Each record is to be printed exactly as given, down to the last mark.

_____

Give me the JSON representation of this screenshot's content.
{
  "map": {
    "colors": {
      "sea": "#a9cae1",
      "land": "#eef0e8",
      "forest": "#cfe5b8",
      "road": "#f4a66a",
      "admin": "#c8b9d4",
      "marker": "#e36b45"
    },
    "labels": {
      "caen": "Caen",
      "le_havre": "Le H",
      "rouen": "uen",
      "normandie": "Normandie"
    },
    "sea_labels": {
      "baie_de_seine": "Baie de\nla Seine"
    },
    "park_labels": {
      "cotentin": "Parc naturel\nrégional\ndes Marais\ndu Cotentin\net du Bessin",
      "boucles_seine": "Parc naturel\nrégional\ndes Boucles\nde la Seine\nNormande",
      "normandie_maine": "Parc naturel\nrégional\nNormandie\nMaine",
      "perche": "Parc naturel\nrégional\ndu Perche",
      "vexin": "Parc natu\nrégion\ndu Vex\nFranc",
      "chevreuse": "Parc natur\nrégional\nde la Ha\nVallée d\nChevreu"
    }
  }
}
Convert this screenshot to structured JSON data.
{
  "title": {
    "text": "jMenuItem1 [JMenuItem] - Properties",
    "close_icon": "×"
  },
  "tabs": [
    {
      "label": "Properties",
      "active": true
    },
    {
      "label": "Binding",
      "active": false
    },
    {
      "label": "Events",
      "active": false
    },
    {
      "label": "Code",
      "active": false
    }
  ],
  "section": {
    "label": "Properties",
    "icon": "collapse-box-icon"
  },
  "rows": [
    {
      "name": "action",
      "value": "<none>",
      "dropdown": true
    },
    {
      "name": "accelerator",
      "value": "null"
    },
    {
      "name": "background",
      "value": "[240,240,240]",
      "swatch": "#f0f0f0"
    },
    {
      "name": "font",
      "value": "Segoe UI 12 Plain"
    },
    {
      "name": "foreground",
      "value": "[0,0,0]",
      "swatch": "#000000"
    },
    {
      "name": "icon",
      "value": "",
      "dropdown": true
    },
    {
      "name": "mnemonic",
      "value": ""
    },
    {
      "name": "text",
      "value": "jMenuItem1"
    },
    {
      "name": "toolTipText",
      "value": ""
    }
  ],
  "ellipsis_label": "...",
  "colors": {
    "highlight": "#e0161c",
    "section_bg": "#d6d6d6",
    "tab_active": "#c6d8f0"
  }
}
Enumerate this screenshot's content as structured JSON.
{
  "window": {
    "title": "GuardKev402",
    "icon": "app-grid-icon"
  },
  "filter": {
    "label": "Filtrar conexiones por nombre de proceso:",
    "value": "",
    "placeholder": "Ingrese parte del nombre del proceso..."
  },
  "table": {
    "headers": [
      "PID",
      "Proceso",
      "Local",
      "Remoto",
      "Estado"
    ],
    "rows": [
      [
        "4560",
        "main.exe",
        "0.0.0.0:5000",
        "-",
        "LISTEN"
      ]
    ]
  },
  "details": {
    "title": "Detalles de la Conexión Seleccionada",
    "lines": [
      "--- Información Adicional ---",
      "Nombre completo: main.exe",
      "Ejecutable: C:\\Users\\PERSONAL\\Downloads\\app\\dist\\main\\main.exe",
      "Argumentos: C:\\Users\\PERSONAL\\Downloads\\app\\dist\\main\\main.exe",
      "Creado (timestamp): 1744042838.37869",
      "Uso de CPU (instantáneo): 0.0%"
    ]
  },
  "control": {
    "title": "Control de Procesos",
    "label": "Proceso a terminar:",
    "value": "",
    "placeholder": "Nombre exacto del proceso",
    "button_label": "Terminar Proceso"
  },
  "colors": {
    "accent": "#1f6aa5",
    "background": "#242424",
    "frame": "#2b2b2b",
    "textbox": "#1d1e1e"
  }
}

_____

— Solution —
Give me the JSON representation of this screenshot's content.
{
  "map": {
    "colors": {
      "sea": "#a9cae1",
      "land": "#eef0e8",
      "forest": "#cfe5b8",
      "road": "#f4a66a",
      "admin": "#c8b9d4",
      "marker": "#e36b45"
    },
    "labels": {
      "caen": "Caen",
      "le_havre": "Le H",
      "rouen": "uen",
      "normandie": "Normandie"
    },
    "sea_labels": {
      "baie_de_seine": "Baie de\nla Seine"
    },
    "park_labels": {
      "cotentin": "Parc naturel\nrégional\ndes Marais\ndu Cotentin\net du Bessin",
      "boucles_seine": "Parc naturel\nrégional\ndes Boucles\nde la Seine\nNormande",
      "normandie_maine": "Parc naturel\nrégional\nNormandie\nMaine",
      "perche": "Parc naturel\nrégional\ndu Perche",
      "vexin": "Parc natu\nrégion\ndu Vex\nFranc",
      "chevreuse": "Parc natur\nrégional\nde la Ha\nVallée d\nChevreu"
    }
  }
}
Convert this screenshot to structured JSON data.
{
  "title": {
    "text": "jMenuItem1 [JMenuItem] - Properties",
    "close_icon": "×"
  },
  "tabs": [
    {
      "label": "Properties",
      "active": true
    },
    {
      "label": "Binding",
      "active": false
    },
    {
      "label": "Events",
      "active": false
    },
    {
      "label": "Code",
      "active": false
    }
  ],
  "section": {
    "label": "Properties",
    "icon": "collapse-box-icon"
  },
  "rows": [
    {
      "name": "action",
      "value": "<none>",
      "dropdown": true
    },
    {
      "name": "accelerator",
      "value": "null"
    },
    {
      "name": "background",
      "value": "[240,240,240]",
      "swatch": "#f0f0f0"
    },
    {
      "name": "font",
      "value": "Segoe UI 12 Plain"
    },
    {
      "name": "foreground",
      "value": "[0,0,0]",
      "swatch": "#000000"
    },
    {
      "name": "icon",
      "value": "",
      "dropdown": true
    },
    {
      "name": "mnemonic",
      "value": ""
    },
    {
      "name": "text",
      "value": "jMenuItem1"
    },
    {
      "name": "toolTipText",
      "value": ""
    }
  ],
  "ellipsis_label": "...",
  "colors": {
    "highlight": "#e0161c",
    "section_bg": "#d6d6d6",
    "tab_active": "#c6d8f0"
  }
}
Enumerate this screenshot's content as structured JSON.
{
  "window": {
    "title": "GuardKev402",
    "icon": "app-grid-icon"
  },
  "filter": {
    "label": "Filtrar conexiones por nombre de proceso:",
    "value": "",
    "placeholder": "Ingrese parte del nombre del proceso..."
  },
  "table": {
    "headers": [
      "PID",
      "Proceso",
      "Local",
      "Remoto",
      "Estado"
    ],
    "rows": [
      [
        "4560",
        "main.exe",
        "0.0.0.0:5000",
        "-",
        "LISTEN"
      ]
    ]
  },
  "details": {
    "title": "Detalles de la Conexión Seleccionada",
    "lines": [
      "--- Información Adicional ---",
      "Nombre completo: main.exe",
      "Ejecutable: C:\\Users\\PERSONAL\\Downloads\\app\\dist\\main\\main.exe",
      "Argumentos: C:\\Users\\PERSONAL\\Downloads\\app\\dist\\main\\main.exe",
      "Creado (timestamp): 1744042838.37869",
      "Uso de CPU (instantáneo): 0.0%"
    ]
  },
  "control": {
    "title": "Control de Procesos",
    "label": "Proceso a terminar:",
    "value": "",
    "placeholder": "Nombre exacto del proceso",
    "button_label": "Terminar Proceso"
  },
  "colors": {
    "accent": "#1f6aa5",
    "background": "#242424",
    "frame": "#2b2b2b",
    "textbox": "#1d1e1e"
  }
}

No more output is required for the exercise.